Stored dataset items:
=== Begin Enclosure ===

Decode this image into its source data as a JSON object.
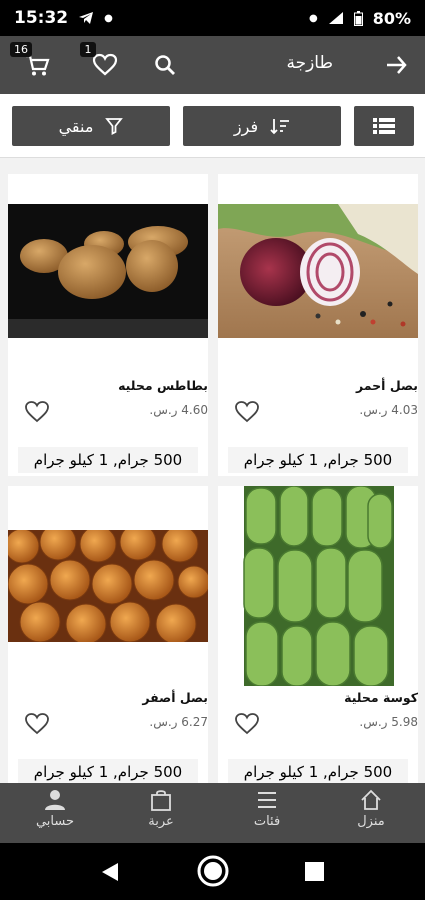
{
  "status": {
    "time": "15:32",
    "battery": "80%"
  },
  "header": {
    "title": "طازجة",
    "cart_badge": "16",
    "wishlist_badge": "1"
  },
  "filters": {
    "filter_label": "منقي",
    "sort_label": "فرز"
  },
  "products": [
    {
      "name": "بصل أحمر",
      "price": "4.03 ر.س.",
      "weight": "500 جرام, 1 كيلو جرام",
      "image": "red-onion"
    },
    {
      "name": "بطاطس محليه",
      "price": "4.60 ر.س.",
      "weight": "500 جرام, 1 كيلو جرام",
      "image": "potatoes"
    },
    {
      "name": "كوسة محلية",
      "price": "5.98 ر.س.",
      "weight": "500 جرام, 1 كيلو جرام",
      "image": "zucchini"
    },
    {
      "name": "بصل أصفر",
      "price": "6.27 ر.س.",
      "weight": "500 جرام, 1 كيلو جرام",
      "image": "yellow-onion"
    }
  ],
  "bottom_nav": {
    "home": "منزل",
    "categories": "فئات",
    "cart": "عربة",
    "account": "حسابي"
  },
  "colors": {
    "bar": "#4a4a4a",
    "background": "#f2f2f2"
  }
}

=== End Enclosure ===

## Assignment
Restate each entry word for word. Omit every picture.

## Answer for this exercise
Decode this image into its source data as a JSON object.
{
  "status": {
    "time": "15:32",
    "battery": "80%"
  },
  "header": {
    "title": "طازجة",
    "cart_badge": "16",
    "wishlist_badge": "1"
  },
  "filters": {
    "filter_label": "منقي",
    "sort_label": "فرز"
  },
  "products": [
    {
      "name": "بصل أحمر",
      "price": "4.03 ر.س.",
      "weight": "500 جرام, 1 كيلو جرام",
      "image": "red-onion"
    },
    {
      "name": "بطاطس محليه",
      "price": "4.60 ر.س.",
      "weight": "500 جرام, 1 كيلو جرام",
      "image": "potatoes"
    },
    {
      "name": "كوسة محلية",
      "price": "5.98 ر.س.",
      "weight": "500 جرام, 1 كيلو جرام",
      "image": "zucchini"
    },
    {
      "name": "بصل أصفر",
      "price": "6.27 ر.س.",
      "weight": "500 جرام, 1 كيلو جرام",
      "image": "yellow-onion"
    }
  ],
  "bottom_nav": {
    "home": "منزل",
    "categories": "فئات",
    "cart": "عربة",
    "account": "حسابي"
  },
  "colors": {
    "bar": "#4a4a4a",
    "background": "#f2f2f2"
  }
}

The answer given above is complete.